In addition to physical improvisation, Stanislavsky required mental and emotional exploration of the role. In heavy Method-oriented production of "3 Sisters" (Fall 1999) I asked the actors to do "character's journal" -- you can see it @ 3sis archives.
Improvization as a special discipline is over-rated. It's so organically built within the ACTING that we should see it no more that skill development. There are three main components I ask to choose in Acting One, when we go for Improv Class: situation, character, basic dramatic structure. Simple? Not really.
First, the situation must have urgency and simplicity in order to be established quickly and for all participants at once. Well, we stick with the comedy genre. (We discover right away that we don't know how this "comedy" works -- laws of contrast, comic conflict and ect.)

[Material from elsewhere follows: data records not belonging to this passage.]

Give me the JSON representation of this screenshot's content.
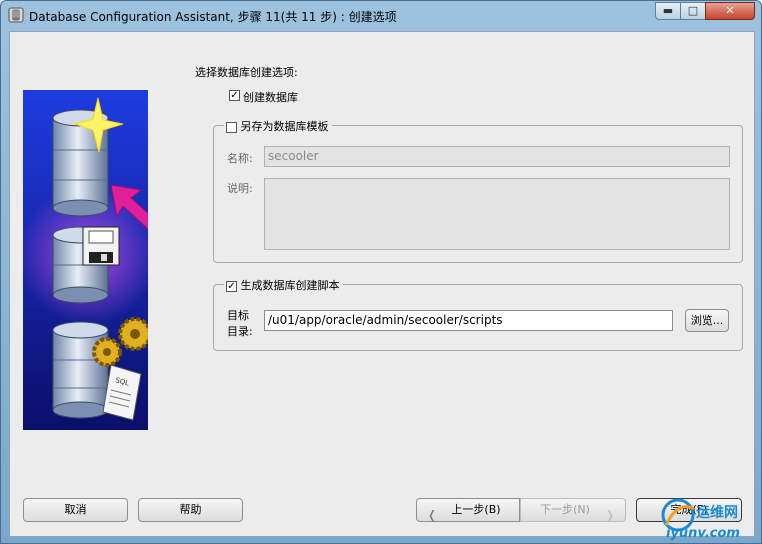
{
  "window": {
    "title": "Database Configuration Assistant, 步骤 11(共 11 步) : 创建选项"
  },
  "content": {
    "prompt": "选择数据库创建选项:",
    "create_db_label": "创建数据库",
    "create_db_checked": true,
    "save_template": {
      "legend": "另存为数据库模板",
      "checked": false,
      "name_label": "名称:",
      "name_value": "secooler",
      "desc_label": "说明:",
      "desc_value": ""
    },
    "gen_scripts": {
      "legend": "生成数据库创建脚本",
      "checked": true,
      "target_label_1": "目标",
      "target_label_2": "目录:",
      "target_value": "/u01/app/oracle/admin/secooler/scripts",
      "browse_label": "浏览..."
    }
  },
  "footer": {
    "cancel_label": "取消",
    "help_label": "帮助",
    "back_label": "上一步(B)",
    "next_label": "下一步(N)",
    "finish_label": "完成(F)"
  },
  "watermark": {
    "text_top": "运维网",
    "text_bottom": "iyunv.com"
  },
  "colors": {
    "hero_top": "#1d3ce0",
    "hero_bottom": "#0a0f6a",
    "arrow": "#e0209a",
    "watermark": "#1a8ad6"
  }
}
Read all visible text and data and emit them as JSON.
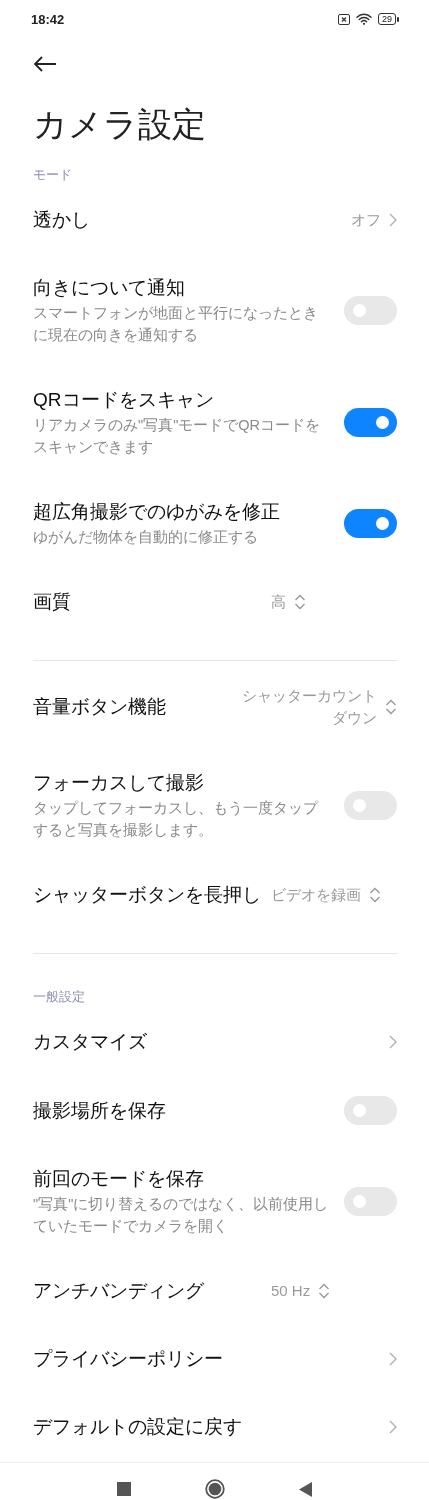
{
  "status_bar": {
    "time": "18:42",
    "battery": "29"
  },
  "title": "カメラ設定",
  "sections": [
    {
      "header": "モード",
      "items": [
        {
          "kind": "link",
          "title": "透かし",
          "value": "オフ"
        },
        {
          "kind": "toggle",
          "title": "向きについて通知",
          "subtitle": "スマートフォンが地面と平行になったときに現在の向きを通知する",
          "on": false
        },
        {
          "kind": "toggle",
          "title": "QRコードをスキャン",
          "subtitle": "リアカメラのみ\"写真\"モードでQRコードをスキャンできます",
          "on": true
        },
        {
          "kind": "toggle",
          "title": "超広角撮影でのゆがみを修正",
          "subtitle": "ゆがんだ物体を自動的に修正する",
          "on": true
        },
        {
          "kind": "select",
          "title": "画質",
          "value": "高"
        }
      ]
    },
    {
      "items": [
        {
          "kind": "select",
          "title": "音量ボタン機能",
          "value": "シャッターカウントダウン"
        },
        {
          "kind": "toggle",
          "title": "フォーカスして撮影",
          "subtitle": "タップしてフォーカスし、もう一度タップすると写真を撮影します。",
          "on": false
        },
        {
          "kind": "select",
          "title": "シャッターボタンを長押し",
          "value": "ビデオを録画"
        }
      ]
    },
    {
      "header": "一般設定",
      "items": [
        {
          "kind": "link",
          "title": "カスタマイズ"
        },
        {
          "kind": "toggle",
          "title": "撮影場所を保存",
          "on": false
        },
        {
          "kind": "toggle",
          "title": "前回のモードを保存",
          "subtitle": "\"写真\"に切り替えるのではなく、以前使用していたモードでカメラを開く",
          "on": false
        },
        {
          "kind": "select",
          "title": "アンチバンディング",
          "value": "50 Hz"
        },
        {
          "kind": "link",
          "title": "プライバシーポリシー"
        },
        {
          "kind": "link",
          "title": "デフォルトの設定に戻す"
        }
      ]
    }
  ]
}
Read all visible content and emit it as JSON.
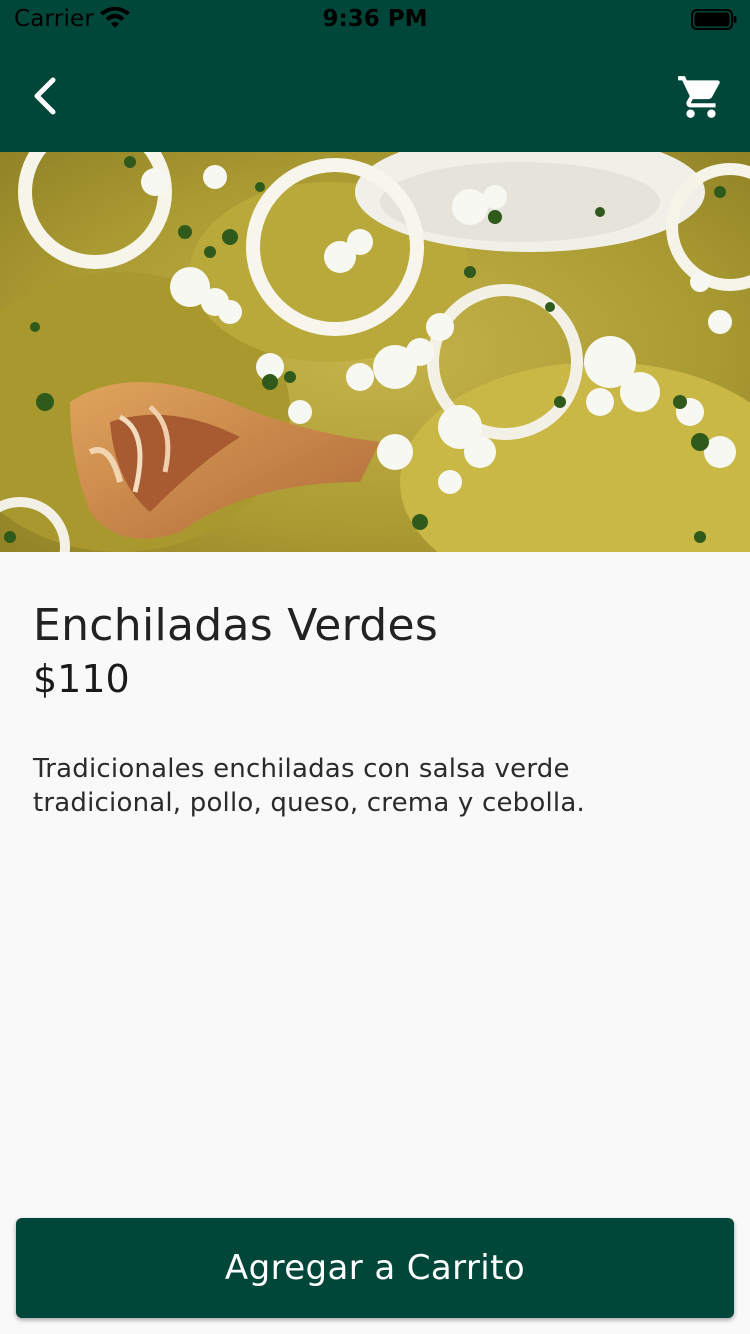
{
  "status_bar": {
    "carrier": "Carrier",
    "time": "9:36 PM",
    "wifi_icon": "wifi-icon",
    "battery_icon": "battery-icon"
  },
  "nav_bar": {
    "back_icon": "chevron-left-icon",
    "cart_icon": "shopping-cart-icon",
    "background_color": "#00473a"
  },
  "product": {
    "image": "enchiladas-verdes-photo",
    "name": "Enchiladas Verdes",
    "price": "$110",
    "description": "Tradicionales enchiladas con salsa verde tradicional, pollo, queso, crema y cebolla."
  },
  "actions": {
    "add_to_cart_label": "Agregar a Carrito",
    "button_color": "#00473a"
  }
}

Second, potentiality. That's why we have to foresee some dramatic development -- expectation of the climax, turning point, resolution. Something ahead, something to aim at.
The Character. Type, Archtype, Stock -- go for physicality. The more grotesque, the better!
For Theatre Theory see THR directory. Also check the Biomechanics!